Sampling-surface orientation and clast macrofabric in periglacial colluvium
|Author:||S.W.S. Millar and F.E. Nelson|
|Publication:||Earth Surface Processes and Landforms 26 (5): 523-529|

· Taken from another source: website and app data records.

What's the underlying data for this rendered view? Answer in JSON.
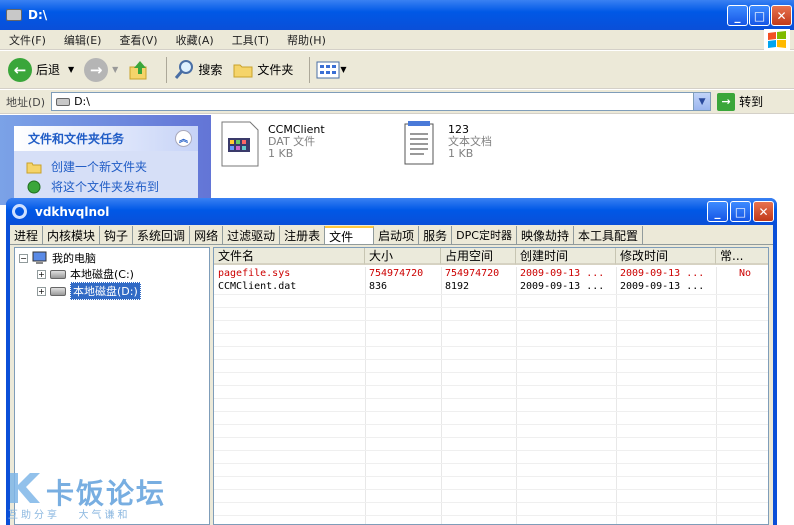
{
  "explorer": {
    "title": "D:\\",
    "menu": [
      "文件(F)",
      "编辑(E)",
      "查看(V)",
      "收藏(A)",
      "工具(T)",
      "帮助(H)"
    ],
    "toolbar": {
      "back": "后退",
      "search": "搜索",
      "folders": "文件夹"
    },
    "address_label": "地址(D)",
    "address_value": "D:\\",
    "go_label": "转到",
    "tasks_title": "文件和文件夹任务",
    "tasks": [
      "创建一个新文件夹",
      "将这个文件夹发布到"
    ],
    "files": [
      {
        "name": "CCMClient",
        "type": "DAT 文件",
        "size": "1 KB"
      },
      {
        "name": "123",
        "type": "文本文档",
        "size": "1 KB"
      }
    ]
  },
  "tool": {
    "title": "vdkhvqlnol",
    "tabs": [
      "进程",
      "内核模块",
      "钩子",
      "系统回调",
      "网络",
      "过滤驱动",
      "注册表",
      "文件",
      "启动项",
      "服务",
      "DPC定时器",
      "映像劫持",
      "本工具配置"
    ],
    "active_tab": "文件",
    "tree": {
      "root": "我的电脑",
      "items": [
        "本地磁盘(C:)",
        "本地磁盘(D:)"
      ]
    },
    "columns": [
      "文件名",
      "大小",
      "占用空间",
      "创建时间",
      "修改时间",
      "常..."
    ],
    "rows": [
      [
        "pagefile.sys",
        "754974720",
        "754974720",
        "2009-09-13 ...",
        "2009-09-13 ...",
        "No"
      ],
      [
        "CCMClient.dat",
        "836",
        "8192",
        "2009-09-13 ...",
        "2009-09-13 ...",
        ""
      ]
    ]
  },
  "watermark": {
    "brand": "卡饭论坛",
    "slogan": "互助分享   大气谦和"
  },
  "colors": {
    "xp_blue": "#0a4fd8",
    "hidden_file_red": "#cc0000",
    "link_blue": "#215dc6"
  }
}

To isolate the influence of sampling-surface orientation on the macrofabric of periglacial colluvial deposits, clast orientation measurements were obtained from seven paired horizontal and vertical exposures in turf-banked solifluction lobes on Niwot Ridge, Colorado Front Range. Most samples form moderately strong, upslope-plunging clusters aligned with the local slope orientation. Fabrics obtained from vertical faces were stronger than those from horizontal exposures in six of the pairs. Near-horizontal sampling surfaces yield less biased results than vertical exposures, owing to operator perceptions, procedural difficulties, and the relative thinness of the layer affected by colluvial processes. Sampling procedures must be standardized before comparative studies of colluvium can yield reliable results.